Citigroup may be too big to fail, but is it big enough to close a deal? Soon after losing its bid for Wachovia to Wells Fargo, Citi turned it sights on Chevy Chase Bank, which while not as mighty as Wachovia, was at least closer to its east coast power base. This morning, Capital One Finance said it had agreed to buy the mid-Atlantic lender, right out from under Citi’s nose.
 
JP Morgan Chase had also been interested in Chevy Chase, a smallish, unlisted lender. The deal announced by Capital One was for $520 million – hardly the kind of blockbuster that makes or breaks a battered Wall Street monolith. 
 
It will be interesting to see if Citi, brimming over with TARP funds that the Treasury has all but begged it and others to spend on lending, stays on the prowl. Bank of America took its TARP money and boosted its stake in a Chinese lender, so there is some precedent for Citi to spend the funds on a deal.
    
But with Citi’s wallet stuffed with taxpayer cash, the impetus for growth may be less imperative.

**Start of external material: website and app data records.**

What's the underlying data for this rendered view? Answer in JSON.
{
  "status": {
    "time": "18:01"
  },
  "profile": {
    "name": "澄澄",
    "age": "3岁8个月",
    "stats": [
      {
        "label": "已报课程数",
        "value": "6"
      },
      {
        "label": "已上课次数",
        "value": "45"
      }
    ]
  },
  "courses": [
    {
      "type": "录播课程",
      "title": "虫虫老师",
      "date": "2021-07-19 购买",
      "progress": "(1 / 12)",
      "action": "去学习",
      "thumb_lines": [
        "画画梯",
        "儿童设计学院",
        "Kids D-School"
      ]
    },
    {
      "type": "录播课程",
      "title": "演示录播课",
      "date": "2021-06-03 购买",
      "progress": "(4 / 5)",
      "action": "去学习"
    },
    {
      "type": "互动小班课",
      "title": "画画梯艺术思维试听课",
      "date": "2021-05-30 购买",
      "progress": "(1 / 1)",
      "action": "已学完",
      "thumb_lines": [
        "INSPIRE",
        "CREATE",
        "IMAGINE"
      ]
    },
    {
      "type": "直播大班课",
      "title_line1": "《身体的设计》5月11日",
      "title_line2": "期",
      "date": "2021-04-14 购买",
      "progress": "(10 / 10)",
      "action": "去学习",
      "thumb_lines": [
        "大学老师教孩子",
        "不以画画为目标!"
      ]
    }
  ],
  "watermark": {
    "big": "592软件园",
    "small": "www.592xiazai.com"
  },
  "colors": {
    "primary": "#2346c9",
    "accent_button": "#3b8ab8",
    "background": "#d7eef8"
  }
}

If it decides against bidding for the deposits of another regional bank, Citi will find itself with only financial assets to sell — in a seller’s market.
    
It agreed to sell its German retail business, which it put on the block over the summer with a price tag of around $8 billion, and at the end of November reports emerged it would try to sell its trust bank unit in Japan for more than $400 million. 
 
Deals of the day:

* Goldman Sachs said it has rejected an offer from Panasonic to buy its shares in Sanyo Electric because it believes the offer price is too low.

* Rio Tinto is in talks to sell its half of a Chinese aluminium joint venture to its partner, which is consolidating its assets to prepare for a takeover by another state-owned company, sources in the two Chinese companies said.

Bank dealmaking circus=recruiting bait?

Some in the financial industry apparently smell opportunity in the latest round of mergers and blood-letting among top banks.

Referring to the Wells Fargo takeover of Wachovia as the WWF and placing Bank of America CEO Ken Lewis atop a bucking Merrill Lynch bull are just a couple of the attention-getting devices financial sector recruiting firm RJ & Makay uses in its latest promotional You Tube video.

Branching out from a previous video aimed at Merrill Lynch brokers, the new “Billion Dollar Video” (the company claims assets from advisers brought to them via these viral recruiting tools represent billions of dollars) targets all financial advisers but specifically appeals to those currently at Merrill Lynch and Wachovia.